Morgan Stanley economist Eric Chaney makes offers some very to the point arguments about insiders and outsiders here. An unusually contrarian view from Wolfgang Munchau in the Financial times is unfortunately behind the firewall:

The students are winning the political battle against Dominique de Villepin, the French prime minister, over his labour contract for young people, known as CPE. At first sight, the travails of Mr de Villepin fit a depressing pattern of Europe's chronic inability to reform. The prime minister is portrayed in the media as an idealistic political leader who tried to do the right thing, but failed. In the same vein, the young protesters on the streets of Paris look as though they stand in the way of France's transition to the 21st century.

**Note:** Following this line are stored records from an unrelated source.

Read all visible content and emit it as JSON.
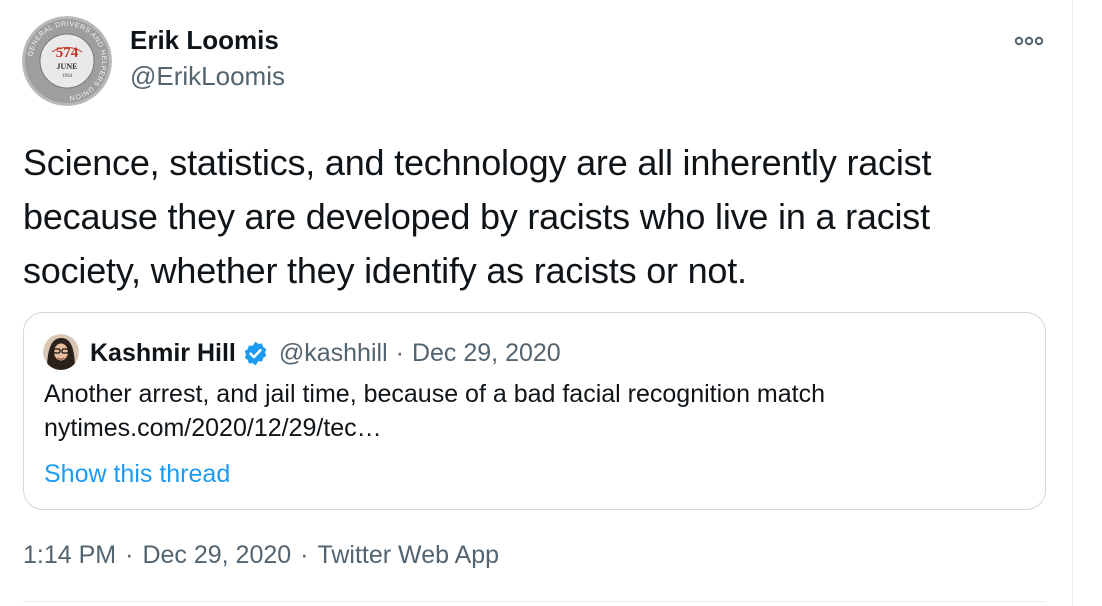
{
  "tweet": {
    "author": {
      "name": "Erik Loomis",
      "handle": "@ErikLoomis",
      "avatar_badge": {
        "number": "574",
        "month": "JUNE",
        "year": "1934",
        "ring_text": "GENERAL DRIVERS AND HELPERS UNION"
      }
    },
    "more_icon": "more-horizontal-icon",
    "text": "Science, statistics, and technology are all inherently racist because they are developed by racists who live in a racist society, whether they identify as racists or not.",
    "quoted": {
      "name": "Kashmir Hill",
      "verified_icon": "verified-badge-icon",
      "handle": "@kashhill",
      "separator": "·",
      "date": "Dec 29, 2020",
      "text": "Another arrest, and jail time, because of a bad facial recognition match",
      "link": "nytimes.com/2020/12/29/tec…",
      "show_thread": "Show this thread"
    },
    "meta": {
      "time": "1:14 PM",
      "sep1": "·",
      "date": "Dec 29, 2020",
      "sep2": "·",
      "source": "Twitter Web App"
    }
  },
  "colors": {
    "text": "#0f1419",
    "secondary": "#536471",
    "link": "#1d9bf0",
    "border": "#cfd9de",
    "badge_red": "#c0392b"
  }
}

This narrative is as widespread as it is false. As far as I know there exists no reputable academic foundation for Mr de Villepin's specific proposal – a work contract that removes employment protection for the young, while leaving it fully in place for the old. There is some consensus in the labour market literature that excessive employment protection can lead to high unemployment among certain groups, including the young. But this consensus does not imply the selective removal of employment protection for a single age group. I would suspect that most labour market economists would be on the side of the students in this conflict.

I don't really see where Munchau wants to go with this argument. He is certainly right that there is little theoretical justification for leaving employment protection fully in place for older workers, both issues need to be addressed, but this hardly seems to be a justification for not takling one of the problems, which, as we can see, is a difficult enough issue in and of itself.

Cheney in fact offers some explanation of and backing for the Munchau view, in the sense that piecemeal reform may prove impossible without addressing the bigger issue of insider contracts. But are they right? Today's protesting students will be tomorrow's protected insiders. Is there any real reason to expect that they would be more favourable to a change which instead of offering them a couple of years of possible instability offered them a lifelong reform? Or is there any reason to expect that adding the issue of removing contractual protection for older workers would make the bullet any easier to bite. Is revolution more digestible than reform? I have my doubts.

There is a strange similarity between the kind of coalition which is emerging in opposition to the Kleenex generation issue(and this generation certainly isn't going to be used and then thrown away, in my view, the couple of years of cheap temporary contracts will make them more, not less, valuable) and the opposition to the recent EU constitution proposal. People are opposed for diverse reasons. Maybe some are opposed because they feel a more equitable reform, attacking the whole issue of protected contracts, is what is needed (just like they felt a better EU constitution was required) but the vast majority are more than likely opposed to any such flexibilisation agenda in and of itself.

Of course, Munchau and Cheney may well be right at the 'real politik' level: maybe this proposal will go the way of the former Balladur one (some 13 years ago) and then maybe push will come to shove and a more complete and more radical change will be introduced after the Presidential elections in 2007, but don't expect this to be an easy ride for anyone, whatever the outcome of that vote.